From the Moon feed

Please wait
Loading 0/4
Click and drag to rotate
Mouse wheel to zoom in/out
Touch with mouse to dismiss
The sky at

The Moon's monthly orbit around the Earth will carry it to its closest point to the Sun – its perihelion – at a distance of 1.0072 AU from the Sun.

This happens at around the time when the Moon's orbit carries it between the Sun and the Earth, at around the same time that it passes new moon.

At the moment of the Moon's perihelion, the Earth will lie at a distance of 1.0094 AU from the Sun, and the Moon will lie at a distance of 1.0070 AU from the Sun.

This distance between the Earth and Moon will be 0.0024 AU (359,000 km).

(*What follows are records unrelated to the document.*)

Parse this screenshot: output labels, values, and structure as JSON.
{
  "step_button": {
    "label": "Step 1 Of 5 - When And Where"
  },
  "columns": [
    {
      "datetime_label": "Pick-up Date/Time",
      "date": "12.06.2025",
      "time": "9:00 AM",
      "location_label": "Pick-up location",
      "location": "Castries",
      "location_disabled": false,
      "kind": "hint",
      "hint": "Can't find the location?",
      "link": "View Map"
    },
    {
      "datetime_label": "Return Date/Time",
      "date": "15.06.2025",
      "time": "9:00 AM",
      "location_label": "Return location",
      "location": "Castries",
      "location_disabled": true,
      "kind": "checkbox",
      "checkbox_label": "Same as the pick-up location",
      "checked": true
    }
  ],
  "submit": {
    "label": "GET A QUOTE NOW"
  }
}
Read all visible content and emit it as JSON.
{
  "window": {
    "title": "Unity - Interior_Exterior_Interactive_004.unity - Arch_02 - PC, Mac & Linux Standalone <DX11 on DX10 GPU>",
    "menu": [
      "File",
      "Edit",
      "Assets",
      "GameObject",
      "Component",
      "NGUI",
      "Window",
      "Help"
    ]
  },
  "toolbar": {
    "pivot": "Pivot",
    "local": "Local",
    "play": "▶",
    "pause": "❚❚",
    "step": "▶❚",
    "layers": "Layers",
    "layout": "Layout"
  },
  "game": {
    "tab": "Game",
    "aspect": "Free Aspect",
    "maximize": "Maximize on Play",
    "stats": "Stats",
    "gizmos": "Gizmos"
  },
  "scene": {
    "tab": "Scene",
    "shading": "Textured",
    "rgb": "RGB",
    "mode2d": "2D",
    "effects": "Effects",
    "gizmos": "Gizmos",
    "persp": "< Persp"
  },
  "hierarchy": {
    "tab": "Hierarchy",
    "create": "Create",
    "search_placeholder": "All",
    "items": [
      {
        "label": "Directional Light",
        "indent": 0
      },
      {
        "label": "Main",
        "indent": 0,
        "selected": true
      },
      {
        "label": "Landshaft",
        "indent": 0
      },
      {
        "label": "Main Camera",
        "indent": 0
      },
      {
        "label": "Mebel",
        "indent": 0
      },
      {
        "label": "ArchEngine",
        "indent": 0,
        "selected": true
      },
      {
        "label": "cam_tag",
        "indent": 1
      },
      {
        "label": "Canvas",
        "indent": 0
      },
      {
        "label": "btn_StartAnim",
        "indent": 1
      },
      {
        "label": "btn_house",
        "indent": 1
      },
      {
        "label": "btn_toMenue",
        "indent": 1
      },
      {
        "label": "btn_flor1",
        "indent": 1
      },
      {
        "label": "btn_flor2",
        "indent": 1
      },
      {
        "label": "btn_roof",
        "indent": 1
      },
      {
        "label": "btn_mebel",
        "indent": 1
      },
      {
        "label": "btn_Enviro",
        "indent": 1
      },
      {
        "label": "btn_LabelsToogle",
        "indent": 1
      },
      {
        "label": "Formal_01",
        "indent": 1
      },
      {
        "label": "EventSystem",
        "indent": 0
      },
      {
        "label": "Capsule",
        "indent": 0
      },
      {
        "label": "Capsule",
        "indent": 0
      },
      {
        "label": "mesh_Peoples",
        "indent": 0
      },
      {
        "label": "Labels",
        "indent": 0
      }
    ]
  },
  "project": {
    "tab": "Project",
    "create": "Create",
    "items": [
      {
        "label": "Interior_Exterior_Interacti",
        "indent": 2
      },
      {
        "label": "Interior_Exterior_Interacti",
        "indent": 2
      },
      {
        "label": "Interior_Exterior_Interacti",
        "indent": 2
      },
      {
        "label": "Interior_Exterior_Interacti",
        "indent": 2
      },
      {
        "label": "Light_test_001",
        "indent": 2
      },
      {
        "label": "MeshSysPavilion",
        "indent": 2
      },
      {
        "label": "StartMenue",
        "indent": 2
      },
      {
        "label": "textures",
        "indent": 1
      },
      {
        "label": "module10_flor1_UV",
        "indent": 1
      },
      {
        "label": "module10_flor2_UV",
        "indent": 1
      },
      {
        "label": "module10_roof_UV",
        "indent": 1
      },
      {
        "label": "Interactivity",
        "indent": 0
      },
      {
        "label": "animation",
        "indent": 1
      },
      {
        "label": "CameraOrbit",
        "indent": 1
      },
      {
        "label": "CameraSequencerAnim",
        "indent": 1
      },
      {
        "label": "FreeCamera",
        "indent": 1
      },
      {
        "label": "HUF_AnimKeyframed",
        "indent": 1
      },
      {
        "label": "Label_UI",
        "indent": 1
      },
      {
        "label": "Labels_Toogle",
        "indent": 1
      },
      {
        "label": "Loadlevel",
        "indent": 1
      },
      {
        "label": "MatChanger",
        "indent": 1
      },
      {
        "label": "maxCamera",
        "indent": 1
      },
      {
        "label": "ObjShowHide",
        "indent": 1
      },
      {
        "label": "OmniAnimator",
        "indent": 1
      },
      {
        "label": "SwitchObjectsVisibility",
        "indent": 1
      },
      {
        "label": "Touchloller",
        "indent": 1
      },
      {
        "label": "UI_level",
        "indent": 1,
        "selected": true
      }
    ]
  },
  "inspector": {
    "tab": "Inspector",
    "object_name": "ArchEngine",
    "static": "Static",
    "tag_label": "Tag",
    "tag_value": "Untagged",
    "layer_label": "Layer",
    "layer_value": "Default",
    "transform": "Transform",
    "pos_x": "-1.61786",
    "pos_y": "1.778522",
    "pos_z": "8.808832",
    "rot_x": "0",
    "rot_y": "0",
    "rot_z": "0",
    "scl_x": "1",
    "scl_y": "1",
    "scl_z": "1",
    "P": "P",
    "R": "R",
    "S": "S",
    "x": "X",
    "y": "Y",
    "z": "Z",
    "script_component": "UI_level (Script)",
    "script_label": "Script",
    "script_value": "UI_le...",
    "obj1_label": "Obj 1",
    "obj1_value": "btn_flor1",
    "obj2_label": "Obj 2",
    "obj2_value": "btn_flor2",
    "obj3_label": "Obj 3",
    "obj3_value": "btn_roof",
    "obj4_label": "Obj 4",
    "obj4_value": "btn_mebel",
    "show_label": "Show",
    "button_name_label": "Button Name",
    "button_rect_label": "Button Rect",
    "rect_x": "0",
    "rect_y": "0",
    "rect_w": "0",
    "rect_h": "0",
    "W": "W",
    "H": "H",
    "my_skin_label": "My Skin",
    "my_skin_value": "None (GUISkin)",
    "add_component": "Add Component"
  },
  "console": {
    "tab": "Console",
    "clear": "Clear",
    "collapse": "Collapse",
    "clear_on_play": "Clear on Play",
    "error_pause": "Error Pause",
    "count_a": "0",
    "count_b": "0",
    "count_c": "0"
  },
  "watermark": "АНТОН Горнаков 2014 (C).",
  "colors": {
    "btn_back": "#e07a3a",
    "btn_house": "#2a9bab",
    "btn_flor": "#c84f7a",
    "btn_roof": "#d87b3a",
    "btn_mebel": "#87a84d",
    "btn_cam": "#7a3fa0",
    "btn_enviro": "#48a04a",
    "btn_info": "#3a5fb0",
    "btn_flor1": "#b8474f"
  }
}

The exact positions of the Sun and Moon in the sky will be:

Object Right Ascension Declination Constellation Angular Size
The Moon 12h22m00s +03°02' Virgo 33'13"
Sun (centre) 10h39m +08°28' Leo 31'41"

The coordinates above are given in J2000.0.

The sky on 01 September 2019
Sunrise
06:09
Sunset
19:19
Twilight ends
20:59
Twilight begins
04:29

2-day old moon
Waxing Crescent

4%

2 days old

Planets
Rise Culm. Set
Mercury 05:55 12:38 19:22
Venus 06:34 13:05 19:37
Moon 08:51 14:55 20:58
Mars 06:09 12:47 19:24
Jupiter 14:21 18:57 23:33
Saturn 16:27 21:02 01:40
All times shown in EDT.

Source

The circumstances of this event were computed using the DE405 planetary ephemeris published by the Jet Propulsion Laboratory (JPL).

This event was automatically generated by searching the ephemeris for planetary alignments which are of interest to amateur astronomers, and the text above was generated based on an estimate of your location.

Related news

01 Sep 2019  –  The Moon at perihelion
05 Sep 2019  –  Moon at First Quarter
11 Sep 2019  –  The Moon at aphelion
13 Sep 2019  –  The Moon at apogee

Image credit

None available.

Cambridge

Latitude:
Longitude:
Timezone:

42.38°N
71.11°W
EST

Color scheme